━━━━━ ENTRIES PROVIDED
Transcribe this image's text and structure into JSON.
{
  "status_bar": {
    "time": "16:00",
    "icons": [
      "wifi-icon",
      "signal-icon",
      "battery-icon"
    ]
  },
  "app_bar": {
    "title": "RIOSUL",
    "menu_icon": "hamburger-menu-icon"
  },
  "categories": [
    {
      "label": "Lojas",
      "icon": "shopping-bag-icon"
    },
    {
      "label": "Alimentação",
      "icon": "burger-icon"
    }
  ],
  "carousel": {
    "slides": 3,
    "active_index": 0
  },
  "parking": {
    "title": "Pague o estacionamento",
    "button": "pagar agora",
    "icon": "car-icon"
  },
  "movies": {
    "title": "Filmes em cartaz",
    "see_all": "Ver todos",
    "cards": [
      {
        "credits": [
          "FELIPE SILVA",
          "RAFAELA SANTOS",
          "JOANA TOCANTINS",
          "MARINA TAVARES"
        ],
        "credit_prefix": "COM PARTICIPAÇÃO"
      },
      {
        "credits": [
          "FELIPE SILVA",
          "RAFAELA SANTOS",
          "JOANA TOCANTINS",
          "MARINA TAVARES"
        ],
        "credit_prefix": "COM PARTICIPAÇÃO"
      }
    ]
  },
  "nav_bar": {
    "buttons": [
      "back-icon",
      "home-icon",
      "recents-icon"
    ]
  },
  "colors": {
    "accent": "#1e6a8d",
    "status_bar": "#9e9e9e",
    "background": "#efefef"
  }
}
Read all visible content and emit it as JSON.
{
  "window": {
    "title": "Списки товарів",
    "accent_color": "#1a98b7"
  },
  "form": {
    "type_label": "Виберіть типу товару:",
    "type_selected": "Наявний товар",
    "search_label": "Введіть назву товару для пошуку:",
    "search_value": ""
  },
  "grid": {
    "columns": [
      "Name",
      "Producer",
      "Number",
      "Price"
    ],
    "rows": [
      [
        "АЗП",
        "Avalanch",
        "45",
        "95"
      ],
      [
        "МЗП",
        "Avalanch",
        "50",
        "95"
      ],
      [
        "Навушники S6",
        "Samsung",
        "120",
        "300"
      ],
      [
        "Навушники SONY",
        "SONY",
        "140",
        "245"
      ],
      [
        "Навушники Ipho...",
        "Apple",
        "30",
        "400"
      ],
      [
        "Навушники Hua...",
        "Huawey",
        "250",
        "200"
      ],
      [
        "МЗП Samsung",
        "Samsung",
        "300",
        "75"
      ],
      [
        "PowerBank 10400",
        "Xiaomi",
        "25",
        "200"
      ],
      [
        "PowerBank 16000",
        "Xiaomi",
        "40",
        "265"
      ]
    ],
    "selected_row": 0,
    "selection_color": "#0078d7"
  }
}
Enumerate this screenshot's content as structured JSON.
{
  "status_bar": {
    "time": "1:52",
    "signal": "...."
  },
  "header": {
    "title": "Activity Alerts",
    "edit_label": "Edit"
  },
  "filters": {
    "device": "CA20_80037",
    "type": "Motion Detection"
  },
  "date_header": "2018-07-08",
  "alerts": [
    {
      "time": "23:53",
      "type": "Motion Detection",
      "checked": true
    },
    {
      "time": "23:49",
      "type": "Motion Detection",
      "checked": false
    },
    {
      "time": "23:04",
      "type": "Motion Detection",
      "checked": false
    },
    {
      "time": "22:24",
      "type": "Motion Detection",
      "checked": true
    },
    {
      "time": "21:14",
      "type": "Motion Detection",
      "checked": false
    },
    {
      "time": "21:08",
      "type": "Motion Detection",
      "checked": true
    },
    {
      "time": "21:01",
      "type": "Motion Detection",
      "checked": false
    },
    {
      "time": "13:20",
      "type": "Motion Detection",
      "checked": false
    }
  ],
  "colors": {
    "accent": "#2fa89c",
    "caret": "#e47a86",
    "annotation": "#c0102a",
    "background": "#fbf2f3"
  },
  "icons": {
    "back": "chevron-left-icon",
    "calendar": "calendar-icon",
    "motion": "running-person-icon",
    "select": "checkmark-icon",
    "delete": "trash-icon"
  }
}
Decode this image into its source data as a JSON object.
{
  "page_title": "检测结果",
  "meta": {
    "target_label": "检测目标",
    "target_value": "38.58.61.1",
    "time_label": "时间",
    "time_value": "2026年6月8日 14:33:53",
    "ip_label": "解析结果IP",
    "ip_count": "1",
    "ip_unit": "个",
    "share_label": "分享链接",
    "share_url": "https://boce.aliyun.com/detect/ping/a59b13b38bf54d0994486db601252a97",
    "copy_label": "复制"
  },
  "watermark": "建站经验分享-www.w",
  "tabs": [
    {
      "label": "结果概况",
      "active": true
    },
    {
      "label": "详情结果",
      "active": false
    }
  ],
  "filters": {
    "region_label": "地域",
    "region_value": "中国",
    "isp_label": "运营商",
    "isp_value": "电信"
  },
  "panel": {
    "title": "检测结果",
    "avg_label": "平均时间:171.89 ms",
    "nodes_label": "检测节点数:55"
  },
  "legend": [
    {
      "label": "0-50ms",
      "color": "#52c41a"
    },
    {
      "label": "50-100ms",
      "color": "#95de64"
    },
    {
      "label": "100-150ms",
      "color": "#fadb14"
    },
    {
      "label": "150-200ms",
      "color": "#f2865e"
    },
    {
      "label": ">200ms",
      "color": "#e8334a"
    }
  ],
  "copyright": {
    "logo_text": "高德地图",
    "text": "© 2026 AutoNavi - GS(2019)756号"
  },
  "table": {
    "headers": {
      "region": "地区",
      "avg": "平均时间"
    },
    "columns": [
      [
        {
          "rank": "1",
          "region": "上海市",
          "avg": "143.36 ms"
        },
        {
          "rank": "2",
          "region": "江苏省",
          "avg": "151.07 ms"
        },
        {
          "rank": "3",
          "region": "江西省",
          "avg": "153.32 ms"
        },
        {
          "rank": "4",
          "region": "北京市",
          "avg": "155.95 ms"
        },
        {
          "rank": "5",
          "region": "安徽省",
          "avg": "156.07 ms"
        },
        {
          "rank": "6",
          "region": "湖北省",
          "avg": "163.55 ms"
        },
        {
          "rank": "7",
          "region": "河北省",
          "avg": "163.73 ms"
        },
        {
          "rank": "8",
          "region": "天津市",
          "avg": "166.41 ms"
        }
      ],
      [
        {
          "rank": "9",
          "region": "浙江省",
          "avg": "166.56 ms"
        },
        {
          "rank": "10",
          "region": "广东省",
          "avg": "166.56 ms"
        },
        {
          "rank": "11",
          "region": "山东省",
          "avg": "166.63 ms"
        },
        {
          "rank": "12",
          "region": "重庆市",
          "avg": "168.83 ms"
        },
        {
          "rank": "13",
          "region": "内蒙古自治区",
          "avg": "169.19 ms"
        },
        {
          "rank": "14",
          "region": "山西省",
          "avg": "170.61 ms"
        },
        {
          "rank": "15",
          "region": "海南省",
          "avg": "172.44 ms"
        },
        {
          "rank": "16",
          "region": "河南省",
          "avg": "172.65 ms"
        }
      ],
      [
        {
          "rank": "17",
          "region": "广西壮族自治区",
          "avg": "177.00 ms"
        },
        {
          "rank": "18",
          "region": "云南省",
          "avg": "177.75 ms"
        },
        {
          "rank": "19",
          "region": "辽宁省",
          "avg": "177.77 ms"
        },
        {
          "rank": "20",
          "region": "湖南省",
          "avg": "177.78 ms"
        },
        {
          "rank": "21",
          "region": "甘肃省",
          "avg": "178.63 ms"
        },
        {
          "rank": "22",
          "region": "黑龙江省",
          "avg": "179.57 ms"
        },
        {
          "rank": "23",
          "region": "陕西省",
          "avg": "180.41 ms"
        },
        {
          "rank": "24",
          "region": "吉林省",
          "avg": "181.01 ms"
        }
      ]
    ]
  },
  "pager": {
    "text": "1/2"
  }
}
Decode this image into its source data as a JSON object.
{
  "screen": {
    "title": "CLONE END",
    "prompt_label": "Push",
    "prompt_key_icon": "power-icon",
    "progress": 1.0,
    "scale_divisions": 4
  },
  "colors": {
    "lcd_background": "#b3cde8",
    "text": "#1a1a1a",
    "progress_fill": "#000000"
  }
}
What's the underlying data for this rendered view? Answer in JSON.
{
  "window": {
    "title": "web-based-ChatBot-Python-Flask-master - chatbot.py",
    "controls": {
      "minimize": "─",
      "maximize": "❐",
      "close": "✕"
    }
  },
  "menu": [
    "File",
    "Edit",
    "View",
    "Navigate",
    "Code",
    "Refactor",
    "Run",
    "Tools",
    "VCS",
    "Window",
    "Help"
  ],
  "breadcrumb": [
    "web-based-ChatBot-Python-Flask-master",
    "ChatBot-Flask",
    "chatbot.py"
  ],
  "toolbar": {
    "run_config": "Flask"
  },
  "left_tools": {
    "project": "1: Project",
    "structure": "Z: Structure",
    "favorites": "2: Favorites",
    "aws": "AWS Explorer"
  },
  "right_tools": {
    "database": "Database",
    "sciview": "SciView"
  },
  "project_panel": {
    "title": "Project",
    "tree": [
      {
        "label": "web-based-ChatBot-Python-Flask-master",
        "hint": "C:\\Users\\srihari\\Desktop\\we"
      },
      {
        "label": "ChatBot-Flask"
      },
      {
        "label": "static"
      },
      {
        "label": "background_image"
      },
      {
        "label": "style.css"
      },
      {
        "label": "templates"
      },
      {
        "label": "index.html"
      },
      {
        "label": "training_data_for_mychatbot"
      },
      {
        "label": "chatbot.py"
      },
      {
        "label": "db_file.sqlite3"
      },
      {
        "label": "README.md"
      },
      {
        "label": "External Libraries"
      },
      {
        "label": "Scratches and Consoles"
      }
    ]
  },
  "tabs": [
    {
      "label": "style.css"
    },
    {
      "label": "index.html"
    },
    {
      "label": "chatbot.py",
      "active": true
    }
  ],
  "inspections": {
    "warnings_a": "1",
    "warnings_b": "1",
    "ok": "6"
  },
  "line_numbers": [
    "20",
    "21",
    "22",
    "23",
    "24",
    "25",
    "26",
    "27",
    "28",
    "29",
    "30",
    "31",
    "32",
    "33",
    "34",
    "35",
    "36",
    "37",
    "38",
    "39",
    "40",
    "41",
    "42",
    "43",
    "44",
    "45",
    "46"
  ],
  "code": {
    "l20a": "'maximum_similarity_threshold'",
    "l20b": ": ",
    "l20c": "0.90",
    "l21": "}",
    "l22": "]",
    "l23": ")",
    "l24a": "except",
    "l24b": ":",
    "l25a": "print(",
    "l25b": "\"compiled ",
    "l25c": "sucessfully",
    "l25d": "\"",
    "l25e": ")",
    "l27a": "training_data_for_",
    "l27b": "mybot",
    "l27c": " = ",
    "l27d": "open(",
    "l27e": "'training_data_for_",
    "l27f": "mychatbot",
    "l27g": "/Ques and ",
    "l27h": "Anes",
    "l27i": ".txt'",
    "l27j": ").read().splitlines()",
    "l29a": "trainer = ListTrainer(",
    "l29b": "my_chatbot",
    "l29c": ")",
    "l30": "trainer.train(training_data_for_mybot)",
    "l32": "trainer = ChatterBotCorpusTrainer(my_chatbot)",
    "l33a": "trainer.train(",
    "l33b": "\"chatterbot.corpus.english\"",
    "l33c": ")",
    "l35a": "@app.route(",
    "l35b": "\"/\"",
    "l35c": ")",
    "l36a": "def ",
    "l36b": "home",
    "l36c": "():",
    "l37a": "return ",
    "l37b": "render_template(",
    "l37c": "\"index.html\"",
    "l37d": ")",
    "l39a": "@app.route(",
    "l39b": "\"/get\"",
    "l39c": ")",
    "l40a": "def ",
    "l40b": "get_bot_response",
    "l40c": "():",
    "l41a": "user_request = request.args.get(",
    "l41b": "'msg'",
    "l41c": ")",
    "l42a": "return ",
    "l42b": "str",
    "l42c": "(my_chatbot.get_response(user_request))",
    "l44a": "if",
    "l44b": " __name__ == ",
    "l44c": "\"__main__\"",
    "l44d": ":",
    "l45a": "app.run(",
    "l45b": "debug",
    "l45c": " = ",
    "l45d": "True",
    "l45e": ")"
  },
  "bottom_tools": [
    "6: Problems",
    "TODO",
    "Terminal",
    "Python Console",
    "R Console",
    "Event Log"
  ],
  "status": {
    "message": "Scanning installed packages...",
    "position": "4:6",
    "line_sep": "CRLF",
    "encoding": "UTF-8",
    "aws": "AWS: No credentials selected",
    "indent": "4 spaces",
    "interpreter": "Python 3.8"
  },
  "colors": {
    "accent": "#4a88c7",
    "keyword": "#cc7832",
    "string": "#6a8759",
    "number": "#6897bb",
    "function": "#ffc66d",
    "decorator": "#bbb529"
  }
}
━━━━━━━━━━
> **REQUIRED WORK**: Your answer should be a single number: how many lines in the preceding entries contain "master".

> **FINISHED TASK**: 3